Who would solve a stormwater problem by cutting down large Kauri Trees
I am afraid the answer is Auckland Council.
The evidence comes from recent incidents surrounding the property owned by Terry Chang in Hillcrest, North Shore. Council has planned storm water work in the area. They intend to enlarge the stream that runs down the back of Mr Chang’s property and this requires the removal of various trees including two large Kauri that Mr Chang is very fond of.
Mr Chang is vehemently opposed to what Council proposes and has been fighting a rearguard action to try and save the trees. He recently sustained life-threatening injuries after falling into a storm water drain while protesting against work being performed on his section. He is thankfully on the mend. I hope he recovers quickly.
The reason Council claims that the work is required is that a special housing area upstream will increase storm water run off. The desire is to allow the storm water to rush through more quickly through a larger channel. A more startling example of using industry grade engineering to solve a man made upsetting of natural balance you cannot imagine.
And why should Mr Chang’s Kauris be felled because of a problem upstream created by a large scale property development? Shouldn’t the development be designed in such a way that it does not create the problem in the first place? After all SHAs were meant to be constructed only in areas where there is sufficient infrastructure.
The basic premise, you have to fell a couple of large Kauri to address a storm water problem is odd. You see trees and reforestation present a much more durable solution to storm water problems. They also improve amenity considerably as well as taking in carbon dioxide and contributing positively to global warming.
Dr Cate Macinnis-Ng, a senior lecturer in the school of biological sciences at the University of Auckland, explains the importance of Kauri in this video:
There is a world wide movement to rewilding countryside for their benefits which include superior handling of storm water. An example is Guardian columnist George Monbiot who has for some time urged reforestation of areas in the United Kingdom. He wrote recently about flooding in Cumbria where in these post global warming times flooding incidents that were meant to occur once in a hundred years were now occurring almost annually.
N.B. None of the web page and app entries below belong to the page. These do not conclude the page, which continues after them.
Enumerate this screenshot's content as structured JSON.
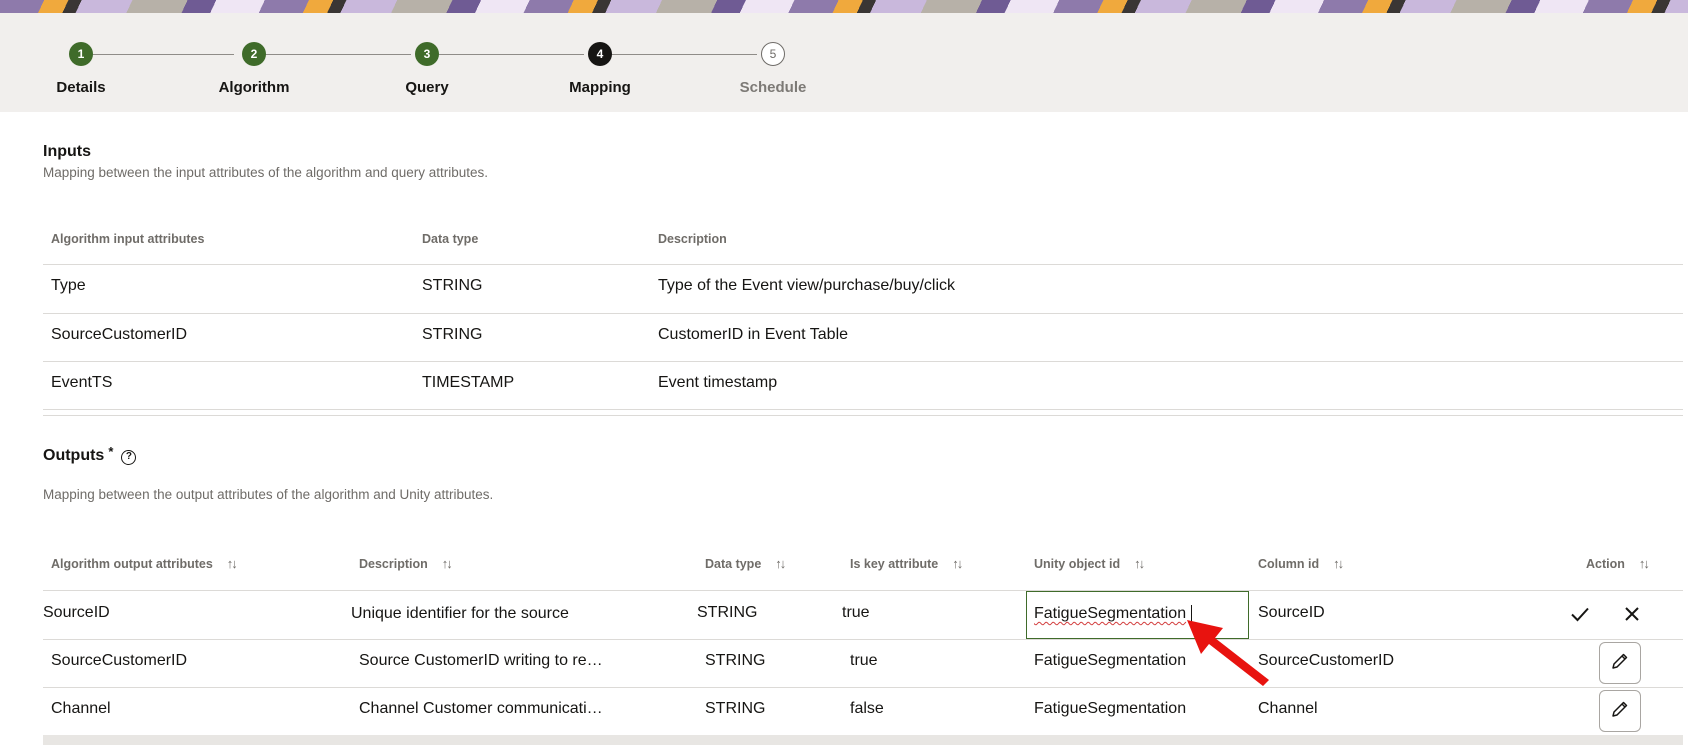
{
  "stepper": {
    "steps": [
      {
        "number": "1",
        "label": "Details",
        "state": "done"
      },
      {
        "number": "2",
        "label": "Algorithm",
        "state": "done"
      },
      {
        "number": "3",
        "label": "Query",
        "state": "done"
      },
      {
        "number": "4",
        "label": "Mapping",
        "state": "current"
      },
      {
        "number": "5",
        "label": "Schedule",
        "state": "todo"
      }
    ]
  },
  "inputs": {
    "title": "Inputs",
    "description": "Mapping between the input attributes of the algorithm and query attributes.",
    "columns": [
      "Algorithm input attributes",
      "Data type",
      "Description"
    ],
    "rows": [
      [
        "Type",
        "STRING",
        "Type of the Event view/purchase/buy/click"
      ],
      [
        "SourceCustomerID",
        "STRING",
        "CustomerID in Event Table"
      ],
      [
        "EventTS",
        "TIMESTAMP",
        "Event timestamp"
      ]
    ]
  },
  "outputs": {
    "title": "Outputs",
    "required_marker": "*",
    "help_icon": "?",
    "description": "Mapping between the output attributes of the algorithm and Unity attributes.",
    "columns": [
      "Algorithm output attributes",
      "Description",
      "Data type",
      "Is key attribute",
      "Unity object id",
      "Column id",
      "Action"
    ],
    "sort_icon": "↑↓",
    "rows": [
      {
        "attribute": "SourceID",
        "description": "Unique identifier for the source",
        "data_type": "STRING",
        "is_key": "true",
        "unity_object_id": "FatigueSegmentation",
        "column_id": "SourceID",
        "editing": true
      },
      {
        "attribute": "SourceCustomerID",
        "description": "Source CustomerID writing to re…",
        "data_type": "STRING",
        "is_key": "true",
        "unity_object_id": "FatigueSegmentation",
        "column_id": "SourceCustomerID",
        "editing": false
      },
      {
        "attribute": "Channel",
        "description": "Channel Customer communicati…",
        "data_type": "STRING",
        "is_key": "false",
        "unity_object_id": "FatigueSegmentation",
        "column_id": "Channel",
        "editing": false
      }
    ]
  },
  "icons": {
    "check": "check-icon",
    "close": "close-icon",
    "edit": "pencil-icon",
    "annotation_arrow_color": "#e8130f"
  }
}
His conclusion about the best way to deal with flooding was this:
A rational policy would aim to prevent the flood from gathering in the first place. It would address the problem, literally and metaphorically, upstream. A study in mid-Wales suggests that rainwater’s infiltration rate into the soil is 67 times higher under trees than under sheep pasture. Rain that percolates into the soil is released more slowly than rain that flashes over the surface. But Cumbria’s hills are almost entirely treeless, and taxpayers, through the subsidy regime, pay farmers to keep them that way.
Rivers that have been dredged and canalised to protect farmland rush the water instead into the nearest town. Engineering works of this kind were removed a few years ago from the River Liza in Ennerdale. It was allowed to braid, meander and accumulate logs and stones. When the last great storm hit Cumbria, in 2009, the Liza remained clear and fordable the following day, while other rivers roared into furious spate. The Liza’s obstructions held the water back, filtered it and released it slowly. Had all the rivers of Cumbria been rewilded in this way, there might have been no floods, then or now.
So it will be a very sad day if these Kauri are felled for storm water purposes. Because if you want to find a durable solution to stormwater problems while at the same time improving your amenity and greening your neighbourhood then Kauris are part of the solution, not the problem.